== Segment start ==

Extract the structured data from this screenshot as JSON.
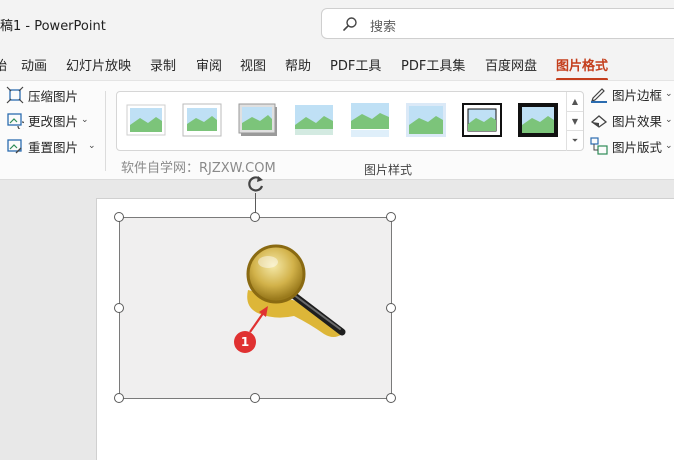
{
  "titlebar": {
    "doc_title": "稿1  -  PowerPoint",
    "search_placeholder": "搜索"
  },
  "tabs": [
    {
      "label": "始",
      "active": false
    },
    {
      "label": "动画",
      "active": false
    },
    {
      "label": "幻灯片放映",
      "active": false
    },
    {
      "label": "录制",
      "active": false
    },
    {
      "label": "审阅",
      "active": false
    },
    {
      "label": "视图",
      "active": false
    },
    {
      "label": "帮助",
      "active": false
    },
    {
      "label": "PDF工具",
      "active": false
    },
    {
      "label": "PDF工具集",
      "active": false
    },
    {
      "label": "百度网盘",
      "active": false
    },
    {
      "label": "图片格式",
      "active": true
    }
  ],
  "ribbon": {
    "adjust": {
      "compress": "压缩图片",
      "change": "更改图片",
      "reset": "重置图片"
    },
    "styles_group_label": "图片样式",
    "watermark": "软件自学网：RJZXW.COM",
    "right": {
      "border": "图片边框",
      "effects": "图片效果",
      "layout": "图片版式"
    }
  },
  "annotation": {
    "marker": "1"
  },
  "colors": {
    "accent": "#c43e1c",
    "marker": "#e03131"
  }
}
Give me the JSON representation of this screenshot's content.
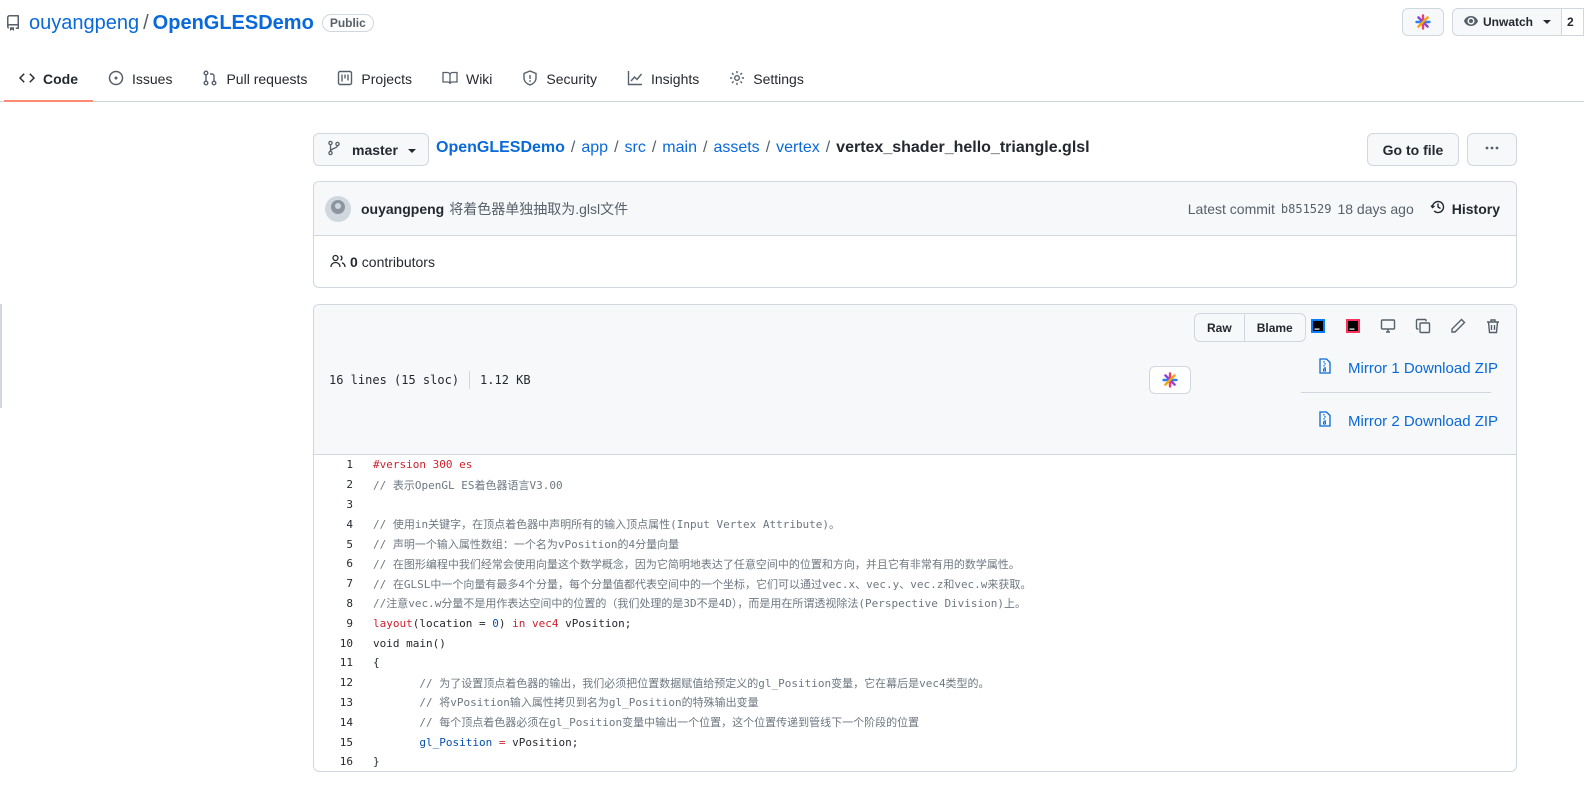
{
  "repo": {
    "owner": "ouyangpeng",
    "separator": "/",
    "name": "OpenGLESDemo",
    "visibility": "Public"
  },
  "header_actions": {
    "watch_label": "Unwatch",
    "watch_count": "2"
  },
  "tabs": [
    {
      "label": "Code",
      "icon": "code-icon",
      "active": true
    },
    {
      "label": "Issues",
      "icon": "issue-icon"
    },
    {
      "label": "Pull requests",
      "icon": "pull-request-icon"
    },
    {
      "label": "Projects",
      "icon": "project-icon"
    },
    {
      "label": "Wiki",
      "icon": "book-icon"
    },
    {
      "label": "Security",
      "icon": "shield-icon"
    },
    {
      "label": "Insights",
      "icon": "graph-icon"
    },
    {
      "label": "Settings",
      "icon": "gear-icon"
    }
  ],
  "branch": "master",
  "breadcrumb": {
    "items": [
      "OpenGLESDemo",
      "app",
      "src",
      "main",
      "assets",
      "vertex"
    ],
    "file": "vertex_shader_hello_triangle.glsl",
    "separator": "/"
  },
  "goto_file_label": "Go to file",
  "commit": {
    "author": "ouyangpeng",
    "message": "将着色器单独抽取为.glsl文件",
    "latest_label": "Latest commit",
    "sha": "b851529",
    "time": "18 days ago",
    "history_label": "History"
  },
  "contributors": {
    "count": "0",
    "label": "contributors"
  },
  "file": {
    "lines_info": "16 lines (15 sloc)",
    "size": "1.12 KB",
    "raw_label": "Raw",
    "blame_label": "Blame",
    "mirror1": "Mirror 1 Download ZIP",
    "mirror2": "Mirror 2 Download ZIP"
  },
  "code_lines": [
    {
      "n": "1",
      "text": "#version 300 es"
    },
    {
      "n": "2",
      "text": "// 表示OpenGL ES着色器语言V3.00"
    },
    {
      "n": "3",
      "text": ""
    },
    {
      "n": "4",
      "text": "// 使用in关键字，在顶点着色器中声明所有的输入顶点属性(Input Vertex Attribute)。"
    },
    {
      "n": "5",
      "text": "// 声明一个输入属性数组：一个名为vPosition的4分量向量"
    },
    {
      "n": "6",
      "text": "// 在图形编程中我们经常会使用向量这个数学概念，因为它简明地表达了任意空间中的位置和方向，并且它有非常有用的数学属性。"
    },
    {
      "n": "7",
      "text": "// 在GLSL中一个向量有最多4个分量，每个分量值都代表空间中的一个坐标，它们可以通过vec.x、vec.y、vec.z和vec.w来获取。"
    },
    {
      "n": "8",
      "text": "//注意vec.w分量不是用作表达空间中的位置的（我们处理的是3D不是4D），而是用在所谓透视除法(Perspective Division)上。"
    },
    {
      "n": "9",
      "text": "layout(location = 0) in vec4 vPosition;"
    },
    {
      "n": "10",
      "text": "void main()"
    },
    {
      "n": "11",
      "text": "{"
    },
    {
      "n": "12",
      "text": "       // 为了设置顶点着色器的输出，我们必须把位置数据赋值给预定义的gl_Position变量，它在幕后是vec4类型的。"
    },
    {
      "n": "13",
      "text": "       // 将vPosition输入属性拷贝到名为gl_Position的特殊输出变量"
    },
    {
      "n": "14",
      "text": "       // 每个顶点着色器必须在gl_Position变量中输出一个位置，这个位置传递到管线下一个阶段的位置"
    },
    {
      "n": "15",
      "text": "       gl_Position = vPosition;"
    },
    {
      "n": "16",
      "text": "}"
    }
  ]
}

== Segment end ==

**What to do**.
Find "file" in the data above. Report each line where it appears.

**Worked solution**.
    "file": "vertex_shader_hello_triangle.glsl",
  "goto_file_label": "Go to file",
  "file": {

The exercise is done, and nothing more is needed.